(SUPPLIED DATA begins)

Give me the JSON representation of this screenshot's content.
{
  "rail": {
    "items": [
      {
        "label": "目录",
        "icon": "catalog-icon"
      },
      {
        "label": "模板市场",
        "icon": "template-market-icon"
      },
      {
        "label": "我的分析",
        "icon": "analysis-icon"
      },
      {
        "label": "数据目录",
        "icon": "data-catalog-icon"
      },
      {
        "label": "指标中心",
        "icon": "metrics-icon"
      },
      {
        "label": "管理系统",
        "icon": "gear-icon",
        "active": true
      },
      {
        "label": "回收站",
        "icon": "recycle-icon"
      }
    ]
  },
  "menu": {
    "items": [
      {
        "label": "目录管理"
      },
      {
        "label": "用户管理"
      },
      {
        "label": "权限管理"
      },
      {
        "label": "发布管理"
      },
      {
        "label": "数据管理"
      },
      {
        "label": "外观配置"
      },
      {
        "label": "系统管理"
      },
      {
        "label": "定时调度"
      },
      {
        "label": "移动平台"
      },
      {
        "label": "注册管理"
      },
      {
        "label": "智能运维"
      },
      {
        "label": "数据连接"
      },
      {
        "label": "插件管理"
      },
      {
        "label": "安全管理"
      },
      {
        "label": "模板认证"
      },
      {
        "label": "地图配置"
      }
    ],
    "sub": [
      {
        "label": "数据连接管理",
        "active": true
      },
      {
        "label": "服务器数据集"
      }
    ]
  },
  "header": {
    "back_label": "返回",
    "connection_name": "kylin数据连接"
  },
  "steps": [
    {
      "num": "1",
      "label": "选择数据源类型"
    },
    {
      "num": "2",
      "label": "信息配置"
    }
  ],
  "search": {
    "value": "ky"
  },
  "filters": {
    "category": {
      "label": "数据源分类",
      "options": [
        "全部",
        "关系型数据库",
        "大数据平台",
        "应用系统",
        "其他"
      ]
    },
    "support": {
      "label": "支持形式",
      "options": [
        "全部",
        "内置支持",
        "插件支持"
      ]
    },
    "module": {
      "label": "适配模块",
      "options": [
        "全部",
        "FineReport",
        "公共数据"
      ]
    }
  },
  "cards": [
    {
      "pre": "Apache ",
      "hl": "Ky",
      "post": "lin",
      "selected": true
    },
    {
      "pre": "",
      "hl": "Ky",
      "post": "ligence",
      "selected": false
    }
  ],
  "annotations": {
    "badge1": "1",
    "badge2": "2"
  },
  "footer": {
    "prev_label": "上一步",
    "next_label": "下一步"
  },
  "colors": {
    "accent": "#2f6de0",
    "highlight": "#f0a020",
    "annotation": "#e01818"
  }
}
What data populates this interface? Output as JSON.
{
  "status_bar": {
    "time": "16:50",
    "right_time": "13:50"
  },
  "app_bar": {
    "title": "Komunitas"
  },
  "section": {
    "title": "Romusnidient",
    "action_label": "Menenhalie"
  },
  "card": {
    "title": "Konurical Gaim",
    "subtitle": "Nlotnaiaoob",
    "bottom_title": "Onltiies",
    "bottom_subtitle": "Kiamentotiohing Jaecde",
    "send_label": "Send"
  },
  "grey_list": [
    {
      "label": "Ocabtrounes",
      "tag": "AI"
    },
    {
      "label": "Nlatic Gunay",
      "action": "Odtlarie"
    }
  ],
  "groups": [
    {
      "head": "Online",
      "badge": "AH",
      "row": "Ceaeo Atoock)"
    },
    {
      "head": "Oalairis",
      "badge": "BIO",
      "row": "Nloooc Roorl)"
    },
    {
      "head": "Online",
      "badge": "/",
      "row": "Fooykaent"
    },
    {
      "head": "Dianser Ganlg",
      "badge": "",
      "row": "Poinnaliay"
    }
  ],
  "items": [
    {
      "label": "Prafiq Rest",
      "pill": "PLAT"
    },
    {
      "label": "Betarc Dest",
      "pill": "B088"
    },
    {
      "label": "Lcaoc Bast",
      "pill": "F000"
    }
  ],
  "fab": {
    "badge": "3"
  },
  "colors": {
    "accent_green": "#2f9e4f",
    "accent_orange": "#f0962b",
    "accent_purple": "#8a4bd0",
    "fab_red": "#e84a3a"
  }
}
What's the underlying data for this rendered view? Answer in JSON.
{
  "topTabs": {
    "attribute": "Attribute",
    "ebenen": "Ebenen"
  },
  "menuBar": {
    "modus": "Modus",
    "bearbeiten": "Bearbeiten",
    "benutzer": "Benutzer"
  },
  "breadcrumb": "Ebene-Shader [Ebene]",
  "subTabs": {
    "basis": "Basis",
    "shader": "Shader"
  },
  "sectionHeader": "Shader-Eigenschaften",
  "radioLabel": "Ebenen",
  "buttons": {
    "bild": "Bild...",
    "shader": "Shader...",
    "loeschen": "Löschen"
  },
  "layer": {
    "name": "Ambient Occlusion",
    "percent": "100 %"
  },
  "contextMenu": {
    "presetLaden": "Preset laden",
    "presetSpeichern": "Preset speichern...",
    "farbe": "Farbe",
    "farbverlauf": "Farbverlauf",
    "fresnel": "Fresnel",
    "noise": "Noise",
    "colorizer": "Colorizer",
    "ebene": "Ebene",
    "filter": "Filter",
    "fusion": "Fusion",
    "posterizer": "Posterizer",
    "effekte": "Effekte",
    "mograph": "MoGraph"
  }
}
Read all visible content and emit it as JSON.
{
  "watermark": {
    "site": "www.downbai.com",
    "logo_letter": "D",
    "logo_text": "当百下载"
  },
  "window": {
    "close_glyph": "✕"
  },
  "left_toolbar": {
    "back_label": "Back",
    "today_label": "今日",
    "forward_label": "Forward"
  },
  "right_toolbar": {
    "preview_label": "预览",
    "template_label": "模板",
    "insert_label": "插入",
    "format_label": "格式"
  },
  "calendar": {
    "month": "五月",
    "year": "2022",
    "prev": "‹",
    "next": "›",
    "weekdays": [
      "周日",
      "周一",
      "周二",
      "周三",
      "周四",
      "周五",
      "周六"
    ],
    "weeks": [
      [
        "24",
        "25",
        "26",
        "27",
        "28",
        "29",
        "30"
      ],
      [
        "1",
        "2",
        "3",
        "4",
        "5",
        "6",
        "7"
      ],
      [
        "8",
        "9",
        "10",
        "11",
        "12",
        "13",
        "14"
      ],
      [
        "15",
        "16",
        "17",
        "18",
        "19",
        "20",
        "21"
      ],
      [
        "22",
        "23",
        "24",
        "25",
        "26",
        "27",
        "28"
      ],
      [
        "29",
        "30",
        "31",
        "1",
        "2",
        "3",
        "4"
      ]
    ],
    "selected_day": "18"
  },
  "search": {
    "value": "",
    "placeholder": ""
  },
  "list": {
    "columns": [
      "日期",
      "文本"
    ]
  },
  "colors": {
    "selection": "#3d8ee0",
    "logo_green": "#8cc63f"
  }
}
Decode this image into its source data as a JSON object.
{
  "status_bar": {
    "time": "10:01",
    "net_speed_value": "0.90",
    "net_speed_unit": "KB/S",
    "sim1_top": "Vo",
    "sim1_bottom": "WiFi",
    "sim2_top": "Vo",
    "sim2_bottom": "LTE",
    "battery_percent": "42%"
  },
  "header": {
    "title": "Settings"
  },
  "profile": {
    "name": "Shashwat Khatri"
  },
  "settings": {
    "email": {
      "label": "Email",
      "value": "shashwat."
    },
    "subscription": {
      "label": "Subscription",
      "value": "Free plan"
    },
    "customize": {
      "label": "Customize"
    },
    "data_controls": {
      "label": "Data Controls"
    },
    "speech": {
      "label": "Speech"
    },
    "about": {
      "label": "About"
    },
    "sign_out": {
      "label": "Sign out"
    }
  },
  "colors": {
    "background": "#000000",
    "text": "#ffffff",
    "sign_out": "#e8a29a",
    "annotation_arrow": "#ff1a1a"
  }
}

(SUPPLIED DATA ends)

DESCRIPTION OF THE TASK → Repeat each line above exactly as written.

OUTPUT BELOW →
Give me the JSON representation of this screenshot's content.
{
  "rail": {
    "items": [
      {
        "label": "目录",
        "icon": "catalog-icon"
      },
      {
        "label": "模板市场",
        "icon": "template-market-icon"
      },
      {
        "label": "我的分析",
        "icon": "analysis-icon"
      },
      {
        "label": "数据目录",
        "icon": "data-catalog-icon"
      },
      {
        "label": "指标中心",
        "icon": "metrics-icon"
      },
      {
        "label": "管理系统",
        "icon": "gear-icon",
        "active": true
      },
      {
        "label": "回收站",
        "icon": "recycle-icon"
      }
    ]
  },
  "menu": {
    "items": [
      {
        "label": "目录管理"
      },
      {
        "label": "用户管理"
      },
      {
        "label": "权限管理"
      },
      {
        "label": "发布管理"
      },
      {
        "label": "数据管理"
      },
      {
        "label": "外观配置"
      },
      {
        "label": "系统管理"
      },
      {
        "label": "定时调度"
      },
      {
        "label": "移动平台"
      },
      {
        "label": "注册管理"
      },
      {
        "label": "智能运维"
      },
      {
        "label": "数据连接"
      },
      {
        "label": "插件管理"
      },
      {
        "label": "安全管理"
      },
      {
        "label": "模板认证"
      },
      {
        "label": "地图配置"
      }
    ],
    "sub": [
      {
        "label": "数据连接管理",
        "active": true
      },
      {
        "label": "服务器数据集"
      }
    ]
  },
  "header": {
    "back_label": "返回",
    "connection_name": "kylin数据连接"
  },
  "steps": [
    {
      "num": "1",
      "label": "选择数据源类型"
    },
    {
      "num": "2",
      "label": "信息配置"
    }
  ],
  "search": {
    "value": "ky"
  },
  "filters": {
    "category": {
      "label": "数据源分类",
      "options": [
        "全部",
        "关系型数据库",
        "大数据平台",
        "应用系统",
        "其他"
      ]
    },
    "support": {
      "label": "支持形式",
      "options": [
        "全部",
        "内置支持",
        "插件支持"
      ]
    },
    "module": {
      "label": "适配模块",
      "options": [
        "全部",
        "FineReport",
        "公共数据"
      ]
    }
  },
  "cards": [
    {
      "pre": "Apache ",
      "hl": "Ky",
      "post": "lin",
      "selected": true
    },
    {
      "pre": "",
      "hl": "Ky",
      "post": "ligence",
      "selected": false
    }
  ],
  "annotations": {
    "badge1": "1",
    "badge2": "2"
  },
  "footer": {
    "prev_label": "上一步",
    "next_label": "下一步"
  },
  "colors": {
    "accent": "#2f6de0",
    "highlight": "#f0a020",
    "annotation": "#e01818"
  }
}
What data populates this interface? Output as JSON.
{
  "status_bar": {
    "time": "16:50",
    "right_time": "13:50"
  },
  "app_bar": {
    "title": "Komunitas"
  },
  "section": {
    "title": "Romusnidient",
    "action_label": "Menenhalie"
  },
  "card": {
    "title": "Konurical Gaim",
    "subtitle": "Nlotnaiaoob",
    "bottom_title": "Onltiies",
    "bottom_subtitle": "Kiamentotiohing Jaecde",
    "send_label": "Send"
  },
  "grey_list": [
    {
      "label": "Ocabtrounes",
      "tag": "AI"
    },
    {
      "label": "Nlatic Gunay",
      "action": "Odtlarie"
    }
  ],
  "groups": [
    {
      "head": "Online",
      "badge": "AH",
      "row": "Ceaeo Atoock)"
    },
    {
      "head": "Oalairis",
      "badge": "BIO",
      "row": "Nloooc Roorl)"
    },
    {
      "head": "Online",
      "badge": "/",
      "row": "Fooykaent"
    },
    {
      "head": "Dianser Ganlg",
      "badge": "",
      "row": "Poinnaliay"
    }
  ],
  "items": [
    {
      "label": "Prafiq Rest",
      "pill": "PLAT"
    },
    {
      "label": "Betarc Dest",
      "pill": "B088"
    },
    {
      "label": "Lcaoc Bast",
      "pill": "F000"
    }
  ],
  "fab": {
    "badge": "3"
  },
  "colors": {
    "accent_green": "#2f9e4f",
    "accent_orange": "#f0962b",
    "accent_purple": "#8a4bd0",
    "fab_red": "#e84a3a"
  }
}
What's the underlying data for this rendered view? Answer in JSON.
{
  "topTabs": {
    "attribute": "Attribute",
    "ebenen": "Ebenen"
  },
  "menuBar": {
    "modus": "Modus",
    "bearbeiten": "Bearbeiten",
    "benutzer": "Benutzer"
  },
  "breadcrumb": "Ebene-Shader [Ebene]",
  "subTabs": {
    "basis": "Basis",
    "shader": "Shader"
  },
  "sectionHeader": "Shader-Eigenschaften",
  "radioLabel": "Ebenen",
  "buttons": {
    "bild": "Bild...",
    "shader": "Shader...",
    "loeschen": "Löschen"
  },
  "layer": {
    "name": "Ambient Occlusion",
    "percent": "100 %"
  },
  "contextMenu": {
    "presetLaden": "Preset laden",
    "presetSpeichern": "Preset speichern...",
    "farbe": "Farbe",
    "farbverlauf": "Farbverlauf",
    "fresnel": "Fresnel",
    "noise": "Noise",
    "colorizer": "Colorizer",
    "ebene": "Ebene",
    "filter": "Filter",
    "fusion": "Fusion",
    "posterizer": "Posterizer",
    "effekte": "Effekte",
    "mograph": "MoGraph"
  }
}
Read all visible content and emit it as JSON.
{
  "watermark": {
    "site": "www.downbai.com",
    "logo_letter": "D",
    "logo_text": "当百下载"
  },
  "window": {
    "close_glyph": "✕"
  },
  "left_toolbar": {
    "back_label": "Back",
    "today_label": "今日",
    "forward_label": "Forward"
  },
  "right_toolbar": {
    "preview_label": "预览",
    "template_label": "模板",
    "insert_label": "插入",
    "format_label": "格式"
  },
  "calendar": {
    "month": "五月",
    "year": "2022",
    "prev": "‹",
    "next": "›",
    "weekdays": [
      "周日",
      "周一",
      "周二",
      "周三",
      "周四",
      "周五",
      "周六"
    ],
    "weeks": [
      [
        "24",
        "25",
        "26",
        "27",
        "28",
        "29",
        "30"
      ],
      [
        "1",
        "2",
        "3",
        "4",
        "5",
        "6",
        "7"
      ],
      [
        "8",
        "9",
        "10",
        "11",
        "12",
        "13",
        "14"
      ],
      [
        "15",
        "16",
        "17",
        "18",
        "19",
        "20",
        "21"
      ],
      [
        "22",
        "23",
        "24",
        "25",
        "26",
        "27",
        "28"
      ],
      [
        "29",
        "30",
        "31",
        "1",
        "2",
        "3",
        "4"
      ]
    ],
    "selected_day": "18"
  },
  "search": {
    "value": "",
    "placeholder": ""
  },
  "list": {
    "columns": [
      "日期",
      "文本"
    ]
  },
  "colors": {
    "selection": "#3d8ee0",
    "logo_green": "#8cc63f"
  }
}
Decode this image into its source data as a JSON object.
{
  "status_bar": {
    "time": "10:01",
    "net_speed_value": "0.90",
    "net_speed_unit": "KB/S",
    "sim1_top": "Vo",
    "sim1_bottom": "WiFi",
    "sim2_top": "Vo",
    "sim2_bottom": "LTE",
    "battery_percent": "42%"
  },
  "header": {
    "title": "Settings"
  },
  "profile": {
    "name": "Shashwat Khatri"
  },
  "settings": {
    "email": {
      "label": "Email",
      "value": "shashwat."
    },
    "subscription": {
      "label": "Subscription",
      "value": "Free plan"
    },
    "customize": {
      "label": "Customize"
    },
    "data_controls": {
      "label": "Data Controls"
    },
    "speech": {
      "label": "Speech"
    },
    "about": {
      "label": "About"
    },
    "sign_out": {
      "label": "Sign out"
    }
  },
  "colors": {
    "background": "#000000",
    "text": "#ffffff",
    "sign_out": "#e8a29a",
    "annotation_arrow": "#ff1a1a"
  }
}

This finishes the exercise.